The world of tiny particles seems at first sight so far detached to be almost irrelevant to everyday existence. But did you know that if electrons had no mass, then solids couldn't exist? Or that if electrons were much heavier than they are, the Sun might have burned out long ago, perhaps before life on Earth had even had time to evolve? By studying the fundamental particles, how they behave and interact with each other, physicists are able to piece together the workings of the Universe on the largest scales. And by doing that, they give us a better understanding of our place in the Universe and allow us to wonder at nature's marvellous intricacy.

Particle collisions at CERN can take us back to the beginning of time, some 15 billion years ago. They can take us to the dense cores of neutron stars, where matter is so dense that a piece the size of a pinhead would weigh as much as 1000 Jumbo jets. They allow us to observe the cataclysmic explosions of stars, supernovae, from the comfort of our laboratories. And they transport us into the mysterious world of antimatter.

We still don't know everything about particles, but we have a very good idea of how they behave. A lot of painstaking research over the last 100 years has resulted in a very sophisticated collection of theories of particles. Physicists call these theories the Standard Model.

The Standard Model divides particles up into two kinds: particles of matter and force carrying particles. Particles of matter are the building blocks making up large objects like stars, planets and human beings. Force carrying particles are what hold everything together, or sometimes cause things to fall apart.

Just four kinds of building blocks are needed to account for all of ordinary matter. These are particles called up-quarks, down-quarks, electrons, and electron-neutrinos.

Up-quarks and down-quarks are embedded deep inside protons and neutrons in the atomic nucleus. Electrons orbit the nucleus to form atoms which stick together making complex objects. Electron-neutrinos complete the family, but interact so weakly with other matter that we hardly see them.

You might think that would be the end of the story, but it's not. Nature has other ideas in mind and it turns out that another two families of four particles exist. These are similar in every way to the up-quarks, down-quarks, electrons and electron-neutrinos except that they are heavier. This means that whenever particles made of them are produced, they quickly decay to the lightest possible particles, the familiar up and down quarks, electrons and electron-neutrinos of everyday matter.

The families of matter particles. Click for a bigger version.

The particles of the heavier families are called strange and charm quarks, muons and muon-neutrinos for one family, and top and bottom quarks, taus and tau-neutrinos for the heaviest family. They occur naturally in exotic places like the hot centres of stars, and they are also made at CERN. Notice that many of them are named after characters of the Greek alphabet.

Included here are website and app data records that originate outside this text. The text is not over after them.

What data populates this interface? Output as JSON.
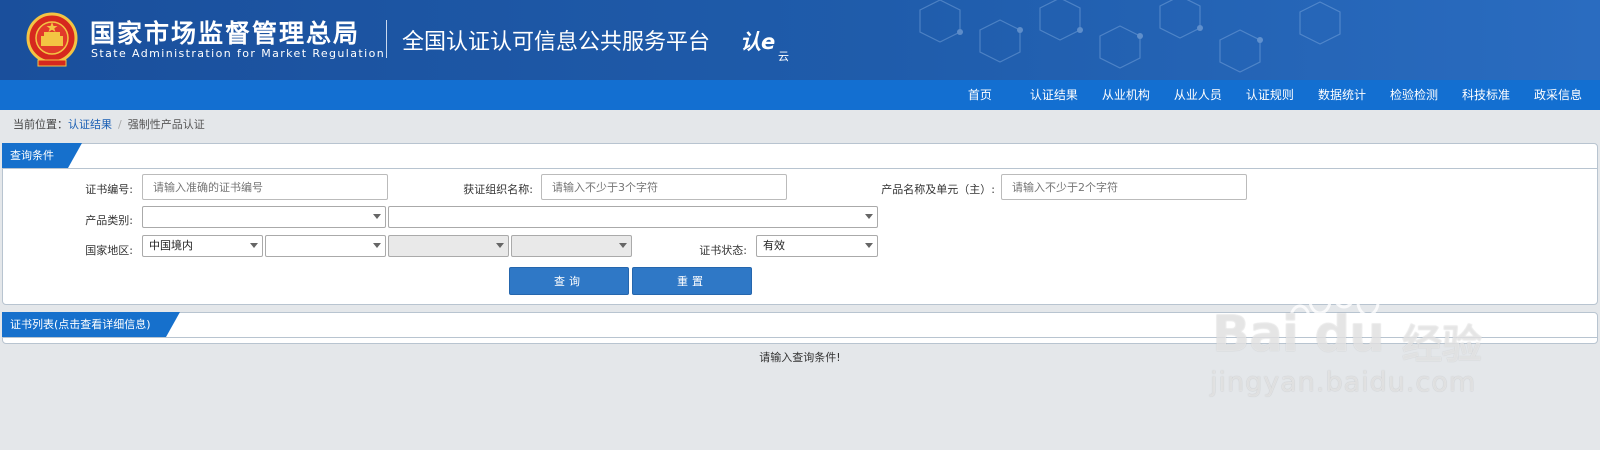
{
  "header": {
    "title_cn": "国家市场监督管理总局",
    "title_en": "State Administration  for  Market Regulation",
    "platform": "全国认证认可信息公共服务平台",
    "logo_text": "认e",
    "logo_sub": "云"
  },
  "nav": {
    "items": [
      {
        "label": "首页"
      },
      {
        "label": "认证结果"
      },
      {
        "label": "从业机构"
      },
      {
        "label": "从业人员"
      },
      {
        "label": "认证规则"
      },
      {
        "label": "数据统计"
      },
      {
        "label": "检验检测"
      },
      {
        "label": "科技标准"
      },
      {
        "label": "政采信息"
      }
    ]
  },
  "breadcrumb": {
    "prefix": "当前位置：",
    "link": "认证结果",
    "separator": "/",
    "current": "强制性产品认证"
  },
  "query_panel": {
    "tab_label": "查询条件",
    "cert_no_label": "证书编号:",
    "cert_no_placeholder": "请输入准确的证书编号",
    "org_label": "获证组织名称:",
    "org_placeholder": "请输入不少于3个字符",
    "product_label": "产品名称及单元（主）:",
    "product_placeholder": "请输入不少于2个字符",
    "category_label": "产品类别:",
    "category_value_1": "",
    "category_value_2": "",
    "region_label": "国家地区:",
    "region_value": "中国境内",
    "region_value_2": "",
    "region_value_3": "",
    "region_value_4": "",
    "status_label": "证书状态:",
    "status_value": "有效",
    "search_button": "查询",
    "reset_button": "重置"
  },
  "list_panel": {
    "tab_label": "证书列表(点击查看详细信息)",
    "empty_message": "请输入查询条件!"
  },
  "watermark": {
    "brand": "Bai du",
    "cn": "经验",
    "url": "jingyan.baidu.com"
  },
  "colors": {
    "header_bg": "#1f5cab",
    "nav_bg": "#136fd1",
    "tab_bg": "#1670cc",
    "button_bg": "#2f78c6"
  }
}
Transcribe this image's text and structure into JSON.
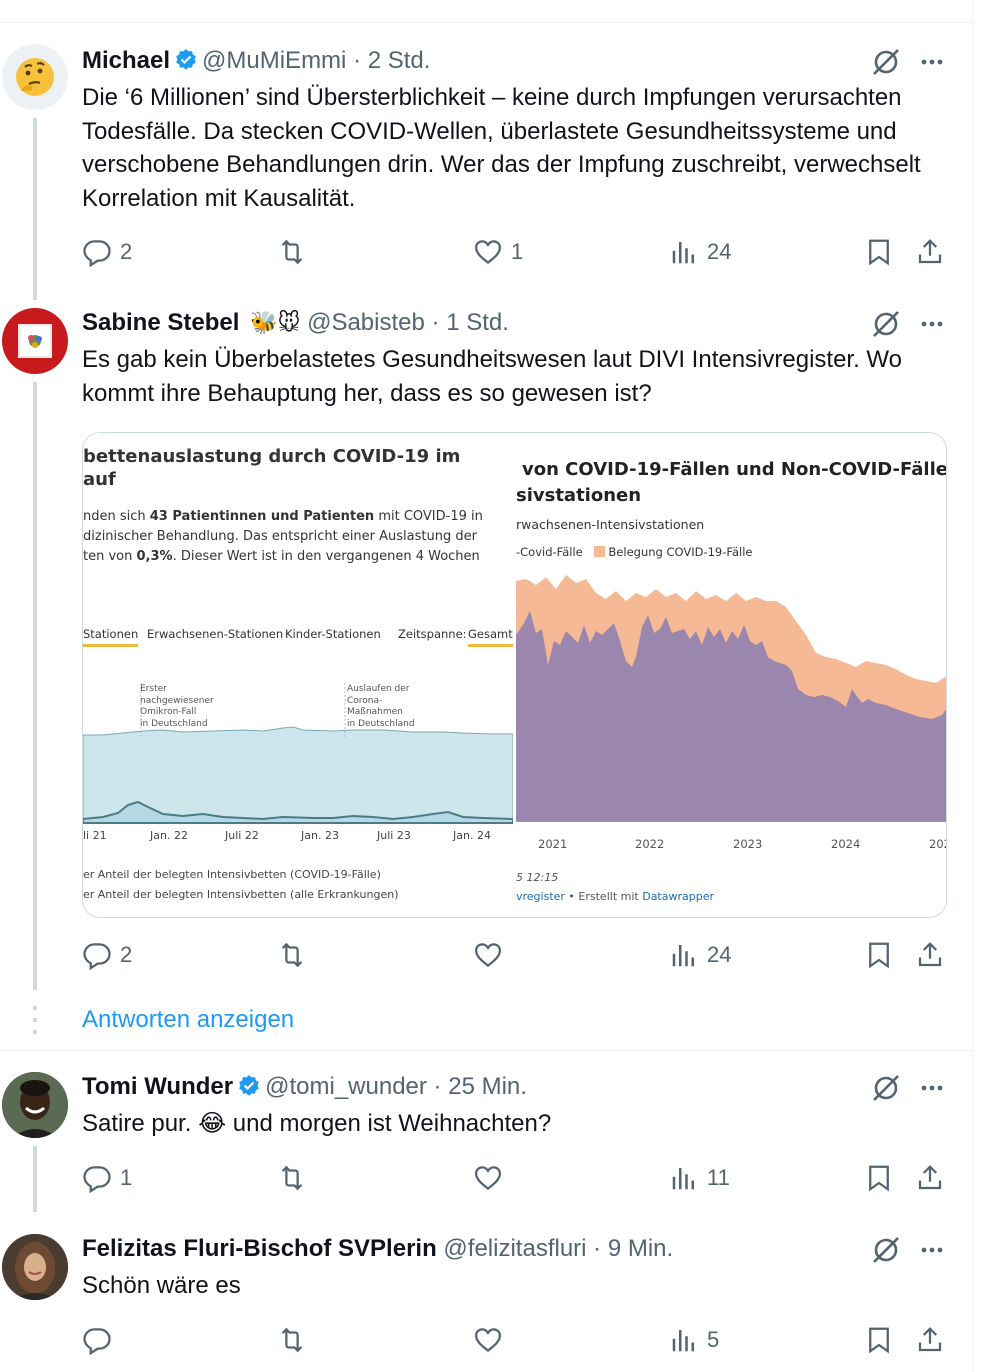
{
  "tweets": [
    {
      "name": "Michael",
      "verified": true,
      "handle": "@MuMiEmmi",
      "sep": "·",
      "time": "2 Std.",
      "avatar_icon": "thinking-face-emoji",
      "text": "Die ‘6 Millionen’ sind Übersterblichkeit – keine durch Impfungen verursachten Todesfälle. Da stecken COVID-Wellen, überlastete Gesundheitssysteme und verschobene Behandlungen drin. Wer das der Impfung zuschreibt, verwechselt Korrelation mit Kausalität.",
      "replies": "2",
      "retweets": "",
      "likes": "1",
      "views": "24"
    },
    {
      "name": "Sabine Stebel",
      "badge": "🐝🐭",
      "handle": "@Sabisteb",
      "sep": "·",
      "time": "1 Std.",
      "text": "Es gab kein Überbelastetes Gesundheitswesen laut DIVI Intensivregister. Wo kommt ihre Behauptung her, dass es so gewesen ist?",
      "replies": "2",
      "retweets": "",
      "likes": "",
      "views": "24"
    },
    {
      "name": "Tomi Wunder",
      "verified": true,
      "handle": "@tomi_wunder",
      "sep": "·",
      "time": "25 Min.",
      "text": "Satire pur. 😂 und morgen ist Weihnachten?",
      "replies": "1",
      "retweets": "",
      "likes": "",
      "views": "11"
    },
    {
      "name": "Felizitas Fluri-Bischof SVPlerin",
      "handle": "@felizitasfluri",
      "sep": "·",
      "time": "9 Min.",
      "text": "Schön wäre es",
      "replies": "",
      "retweets": "",
      "likes": "",
      "views": "5"
    }
  ],
  "show_replies": "Antworten anzeigen",
  "media_left": {
    "title_line1": "bettenauslastung durch COVID-19 im",
    "title_line2": "auf",
    "desc_line1_a": "nden sich ",
    "desc_line1_b": "43 Patientinnen und Patienten",
    "desc_line1_c": " mit COVID-19 in",
    "desc_line2": "dizinischer Behandlung. Das entspricht einer Auslastung der",
    "desc_line3_a": "ten von ",
    "desc_line3_b": "0,3%",
    "desc_line3_c": ". Dieser Wert ist in den vergangenen 4 Wochen",
    "tabs": [
      "Stationen",
      "Erwachsenen-Stationen",
      "Kinder-Stationen"
    ],
    "zeitspanne_label": "Zeitspanne:",
    "zeitspanne_value": "Gesamtv",
    "annotation1": [
      "Erster",
      "nachgewiesener",
      "Omikron-Fall",
      "in Deutschland"
    ],
    "annotation2": [
      "Auslaufen der",
      "Corona-",
      "Maßnahmen",
      "in Deutschland"
    ],
    "x_ticks": [
      "li 21",
      "Jan. 22",
      "Juli 22",
      "Jan. 23",
      "Juli 23",
      "Jan. 24"
    ],
    "legend1": "er Anteil der belegten Intensivbetten (COVID-19-Fälle)",
    "legend2": "er Anteil der belegten Intensivbetten (alle Erkrankungen)"
  },
  "media_right": {
    "title_line1": "von COVID-19-Fällen und Non-COVID-Fälle",
    "title_line2": "sivstationen",
    "subtitle": "rwachsenen-Intensivstationen",
    "legend_a": "-Covid-Fälle",
    "legend_b": "Belegung COVID-19-Fälle",
    "x_ticks": [
      "2021",
      "2022",
      "2023",
      "2024",
      "202"
    ],
    "footer_time": "5 12:15",
    "footer_source_a": "vregister",
    "footer_source_b": " • Erstellt mit ",
    "footer_source_c": "Datawrapper",
    "colors": {
      "non_covid": "#9b87ad",
      "covid": "#f5b995"
    }
  }
}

Learn more about What holds matter together?
or return to
Introduction to Particle Physics

Particle Physics Education CD-ROM 1999 CERN